Don't Flirt With Fundamentalists
Donald Trump, Mike Johnson, Hamas, and the good reasons to always fear religious fanatics.
Former president Donald Trump is on an authoritarian tear. Liberals who oppose him, he says — half the country — are “vermin” who need to be “rooted out.” He claims that “the threat from within” is far more “sinister, dangerous, and grave” than any external enemy. This is Nazi speak — it’s the language of every fascist movement. But it’s also fundamentalist speak: Language that appeals to those who see the world as a black-and-white battle of good vs. evil, and who believe societies are not best organized as democratic and pluralistic bodies that fold in. many different kinds of people and beliefs, but as narrow ideological projects designed to funnel the public into a particular ideal. Often, that’s a theocratic project.

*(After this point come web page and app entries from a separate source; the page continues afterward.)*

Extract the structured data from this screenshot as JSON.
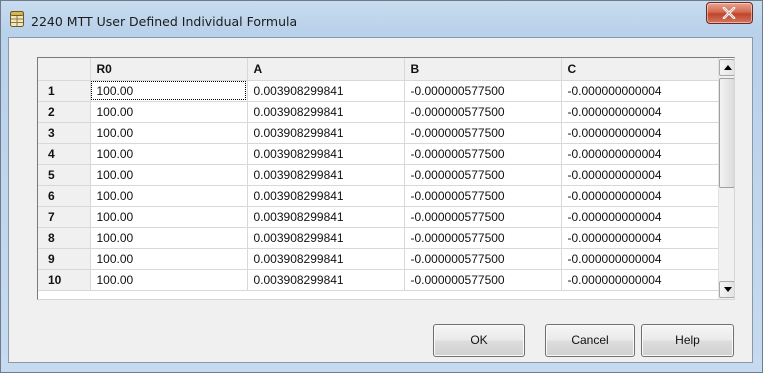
{
  "window": {
    "title": "2240 MTT User Defined Individual Formula"
  },
  "grid": {
    "columns": [
      "",
      "R0",
      "A",
      "B",
      "C"
    ],
    "rows": [
      {
        "num": "1",
        "r0": "100.00",
        "a": "0.003908299841",
        "b": "-0.000000577500",
        "c": "-0.000000000004"
      },
      {
        "num": "2",
        "r0": "100.00",
        "a": "0.003908299841",
        "b": "-0.000000577500",
        "c": "-0.000000000004"
      },
      {
        "num": "3",
        "r0": "100.00",
        "a": "0.003908299841",
        "b": "-0.000000577500",
        "c": "-0.000000000004"
      },
      {
        "num": "4",
        "r0": "100.00",
        "a": "0.003908299841",
        "b": "-0.000000577500",
        "c": "-0.000000000004"
      },
      {
        "num": "5",
        "r0": "100.00",
        "a": "0.003908299841",
        "b": "-0.000000577500",
        "c": "-0.000000000004"
      },
      {
        "num": "6",
        "r0": "100.00",
        "a": "0.003908299841",
        "b": "-0.000000577500",
        "c": "-0.000000000004"
      },
      {
        "num": "7",
        "r0": "100.00",
        "a": "0.003908299841",
        "b": "-0.000000577500",
        "c": "-0.000000000004"
      },
      {
        "num": "8",
        "r0": "100.00",
        "a": "0.003908299841",
        "b": "-0.000000577500",
        "c": "-0.000000000004"
      },
      {
        "num": "9",
        "r0": "100.00",
        "a": "0.003908299841",
        "b": "-0.000000577500",
        "c": "-0.000000000004"
      },
      {
        "num": "10",
        "r0": "100.00",
        "a": "0.003908299841",
        "b": "-0.000000577500",
        "c": "-0.000000000004"
      }
    ],
    "selected_row": 0,
    "selected_col": "r0"
  },
  "buttons": {
    "ok": "OK",
    "cancel": "Cancel",
    "help": "Help"
  },
  "icons": {
    "title": "table-icon",
    "close": "close-icon",
    "scroll_up": "scroll-up-arrow-icon",
    "scroll_down": "scroll-down-arrow-icon"
  },
  "colors": {
    "close_button": "#c9503a",
    "title_bar": "#b9d1ea",
    "dialog_background": "#f0f0f0"
  }
}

Right now, we’re watching the perils of fundamentalism play out across several global stages. Trump has grown angrier and more unhinged, turning his rage from immigrants to American liberals and still enjoying the broad support of white Evangelical voters, who continue to make up the core of the MAGA movement. Trump is out of office, but the Republican leader in Congress is a religious fanatic who has spent much of his career advocating against democratic principles, secularism, and broad human rights norms. In Israel, the far right has long been on the rise, and over the last decade or so nearly snuffed out hope of a meaningful peace process, allowed far-right religious lunatics to steal land with impunity, and launched an attempt at legal “reform” that threatened the remaining strands of Israeli democracy and was met with enormous national protests. In the aftermath of a monstrous terrorist attack, any nation would try to defend its people from further violence, and many would extract some revenge if they could; but it’s chilling to understand that leading the country through the devastating war in Gaza is a coalition of the ultranationalist and the ultra-religious.
At the same time, some progressives in the United States and around the world are giving cover to or even celebrating Hamas, a Muslim fundamentalist group that targets Israeli civilians, intentionally endangers Palestinian civilians, and seeks to impose its own ultranationalist and ultra-religious project on what is now Israel and Palestine. A missive from Osama bin Laden explaining the justification for 9/11 made the rounds on lefty TikTok and Twitter, and was among the Guardian’s most-read articles last week (tl;dr from bin Laden: America has done terrible things to Muslims and innumerable others around the world, also its culture of sexual freedom and gay rights is evil and should be replaced by a global Islamic regime). While Trumpists and the Republican Party undermine American democratic institutions and democracy itself, a number of leftists are also flirting with illiberalism, suggesting ideas like free speech and democracy are simply tools to for the powerful to maintain their privilege.
A plea to my fellow progressives: Never throw your hat in with the fundamentalists. Often, the enemy of your enemy is really not your friend.
Politics-watchers often talk about Trump as the candidate of the white working class, and of a growing educational divide in politics. And that’s true: Trump enjoys huge support from white working class voters (men especially), and a college degree does correlate with voters being more Democratic. This is especially true of white voters, who remain by far the largest racial demographic in the US: College-educated white women lean left; college-educated white men are pretty divided; non-college white women are solid Republican voters; and non-college white men are even more solid Republican voters. But the religious right — which, as an organized force, is a white religious right — remains an animating factor in conservative politics, a point well made by Mike Podhorzer on Ezra Klein’s podcast last week. Despite Trump being about as un-Christian as a person can get — a liar, a cheat, a philanderer — he won more than three-quarters of white Evangelical voters in 2020, and closer to 80% in 2016. This has sometimes been treated by the press as some sort of mystery, but it’s really not: With fundamentalist religious beliefs also comes a skepticism of democracy and democratic norms. Trump may not seem like the most Christian messenger. But a man who turns the other cheek and loves his neighbor isn’t going to create the conditions for fundamentalist Christian rule in America.
All over the world, rising anti-democrats have been fueled by religious conservatives. This is the case in Russia, Hungary, Poland, and the US; it has been true for the rise of most (although certainly not all) of the fascist and hyper-authoritarian regimes of the last century. And it’s easy enough to understand why religiosity and authoritarianism go hand in hand: Conservative religiosity demands the same sublimation to authority as authoritarianism, while also emphasizing the same sense of superiority and righteousness that justifies minority and authoritarian rule.